BIRMINGHAM, Ala (WIAT) — Jimmy Ware had never been told about the left ventricular assist device—or LVAD–while he was seeing his cardiologist back home. He didn’t know if he would be a good candidate for the mechanical heart pump.
“Up until the last year or so I had been taking medications that had been controlling the symptoms,” he explained. “Over the last year, it gradually got worse. I actually went into some kidney failure, and on May 20th this coming year will be a year that I’ve had the LVAD implant.”
Ware came to UAB’s Kirklin Clinic with a referral from his doctor. He knew that he was likely headed for a heart transplant, but he’s been shocked by how much better he’s felt since getting the LVAD.
“I probably feel better now, physically, than I probably did three or four years ago,” Ware said.
Ware’s story isn’t uncommon. “Now if they can transplant me, I’m what they consider a well-patient,” he said. “I’m not sick or whatever, so my transplant, hopefully, will go better.”
Ware also said, thanks to the LVAD, he’s not in a hurry to get a new heart. He still has no idea how long his wait will be on the transplant list.

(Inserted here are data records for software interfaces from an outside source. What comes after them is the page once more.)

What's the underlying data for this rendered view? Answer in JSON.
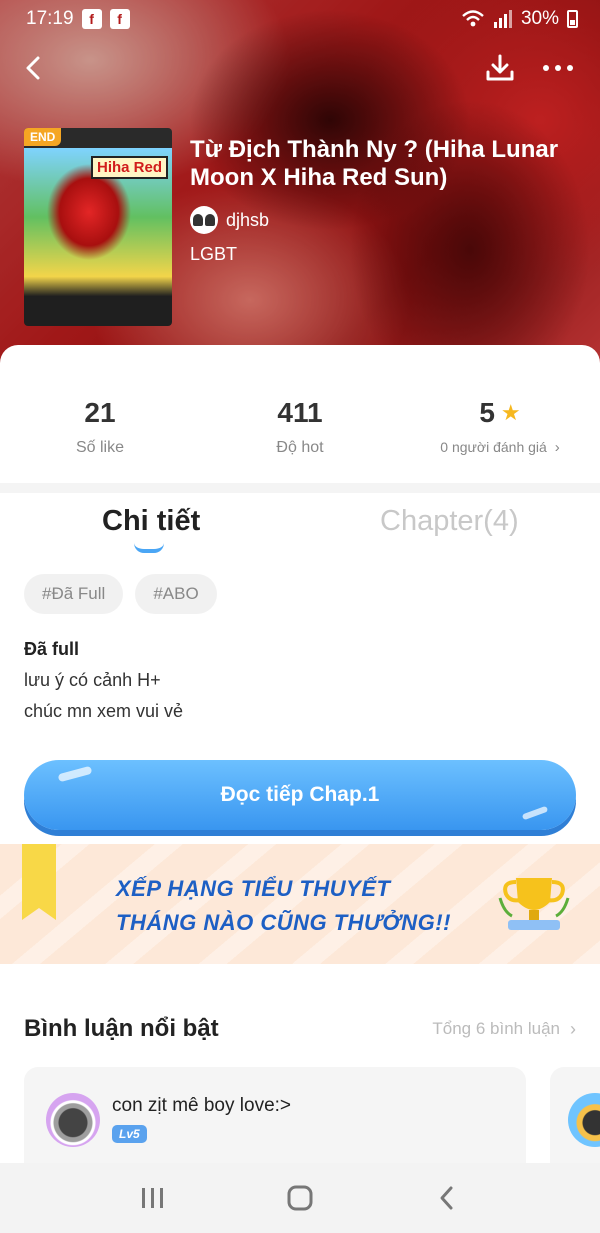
{
  "status_bar": {
    "time": "17:19",
    "notif_icon_1": "facebook-icon",
    "notif_icon_2": "facebook-icon",
    "battery": "30%"
  },
  "hero": {
    "cover_badge": "END",
    "cover_title": "Hiha Red",
    "title": "Từ Địch Thành Ny ? (Hiha Lunar Moon X Hiha Red Sun)",
    "author": "djhsb",
    "genre": "LGBT"
  },
  "stats": [
    {
      "value": "21",
      "label": "Số like"
    },
    {
      "value": "411",
      "label": "Độ hot"
    },
    {
      "value": "5",
      "label": "0 người đánh giá"
    }
  ],
  "tabs": {
    "details": "Chi tiết",
    "chapters": "Chapter(4)"
  },
  "tags": [
    "#Đã Full",
    "#ABO"
  ],
  "description": {
    "title": "Đã full",
    "line1": "lưu ý có cảnh H+",
    "line2": "chúc mn xem vui vẻ"
  },
  "read_button": "Đọc tiếp Chap.1",
  "banner": {
    "line1": "XẾP HẠNG TIỂU THUYẾT",
    "line2": "THÁNG NÀO CŨNG THƯỞNG!!"
  },
  "comments": {
    "title": "Bình luận nổi bật",
    "total": "Tổng 6 bình luận",
    "items": [
      {
        "user": "con zịt mê boy love:>",
        "level": "Lv5"
      }
    ]
  },
  "colors": {
    "accent": "#4aa6f5",
    "star": "#f6b81f",
    "end_badge": "#f5a623",
    "banner_text": "#1d5fc4"
  }
}
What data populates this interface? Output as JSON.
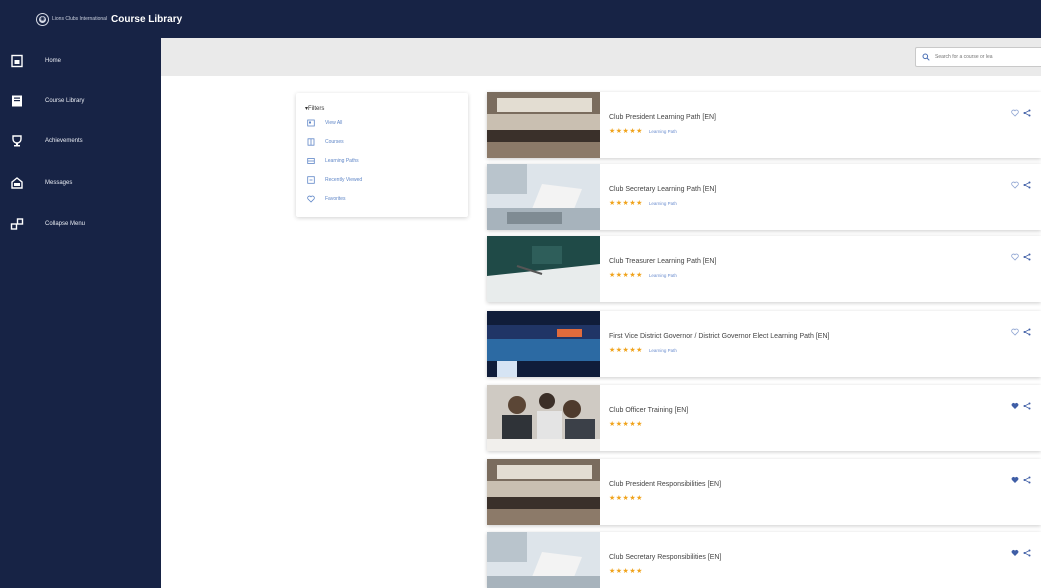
{
  "header": {
    "org_name": "Lions Clubs International",
    "title": "Course Library"
  },
  "sidebar": {
    "items": [
      {
        "label": "Home",
        "icon": "home-icon"
      },
      {
        "label": "Course Library",
        "icon": "book-icon"
      },
      {
        "label": "Achievements",
        "icon": "trophy-icon"
      },
      {
        "label": "Messages",
        "icon": "inbox-icon"
      },
      {
        "label": "Collapse Menu",
        "icon": "collapse-icon"
      }
    ]
  },
  "search": {
    "placeholder": "Search for a course or lea"
  },
  "filters": {
    "title": "▾Filters",
    "items": [
      {
        "label": "View All",
        "icon": "view-all-icon"
      },
      {
        "label": "Courses",
        "icon": "courses-icon"
      },
      {
        "label": "Learning Paths",
        "icon": "learning-paths-icon"
      },
      {
        "label": "Recently Viewed",
        "icon": "recent-icon"
      },
      {
        "label": "Favorites",
        "icon": "heart-icon"
      }
    ]
  },
  "courses": [
    {
      "title": "Club President Learning Path [EN]",
      "rating": "★★★★★",
      "type": "Learning Path",
      "favorited": false
    },
    {
      "title": "Club Secretary Learning Path [EN]",
      "rating": "★★★★★",
      "type": "Learning Path",
      "favorited": false
    },
    {
      "title": "Club Treasurer Learning Path [EN]",
      "rating": "★★★★★",
      "type": "Learning Path",
      "favorited": false
    },
    {
      "title": "First Vice District Governor / District Governor Elect Learning Path [EN]",
      "rating": "★★★★★",
      "type": "Learning Path",
      "favorited": false
    },
    {
      "title": "Club Officer Training [EN]",
      "rating": "★★★★★",
      "type": "",
      "favorited": true
    },
    {
      "title": "Club President Responsibilities [EN]",
      "rating": "★★★★★",
      "type": "",
      "favorited": true
    },
    {
      "title": "Club Secretary Responsibilities [EN]",
      "rating": "★★★★★",
      "type": "",
      "favorited": true
    }
  ],
  "colors": {
    "navy": "#172345",
    "accent_blue": "#5f86c7",
    "star": "#f0a31c"
  }
}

“At the beginning, we used to have to keep patients in the hospital if they were waiting for a heart transplant,” said Dr. Salpy Pamboukian, Medical Director of the Mechanical Circulatory Support Device Program. “It could be months. Now we’re able to send patients home. We’ve been able to do that for a long while. They have excellent quality of life. They can go back to pretty normal activities. So they’re able to either wait for a heart transplant at home, or we have patients now who are permanently on the VAD. That’s the way they live–with the device–who are not going to be getting a heart transplant. So that’s pretty incredible for our patients.”
Pamboukian estimates the longest patient that they’ve had living on the LVAD has been around 7 to 8 years. “These are patients that would not have survived, probably, a few months if it wasn’t for the VAD. So it’s just incredible that we’re able to increase their life that long, and not only just to live longer–but to feel so much better.”
The pumps have been around since the 1980’s, however; Pamboukian said they have seen the technology improve tremendously in the last decade. Ward said that most of the time, he doesn’t notice anything out of the ordinary with his pump. “A lot of times I have no pulse,” he shrugged, “but other than that I feel pretty much normal.”
“It’s open heart surgery to implant the pump,” Pamboukian explained. “The surgeon puts the pump next to the patient’s own heart, and then there’s a tube that’s placed from the heart to the pump–then another tube to the aorta, which is the main blood vessel in the body. The pump takes over for the circulating function of the left ventricle, and takes the blood out of the heart and pumps it to the body to all of the organs.”
Pamboukian encouraged patients to research their conditions. She said their local doctors might not be able to offer all of the options available these days. “We’re the only center in the state of Alabama that’s putting the devices in,” she said. “So patients who have advanced heart failure-which means the heart muscle is weak, there’s a lot of treatments such as these devices that could really improve people’s quality of life and help them live longer.”
There is also a new device at UAB that can be used when the heart is removed from the body: the total artificial heart. “Right now, the device is only used for patients who are awaiting a heart transplant,” Pamboukian said, “but in the future it’s possible, like with the other type of devices we have, that these might be something we send people home with–to live permanently.”
As for Ward, he said having the LVAD saved his life. “I was, I think, sick enough that I probably wouldn’t be here today if it hadn’t been for this device,” he said.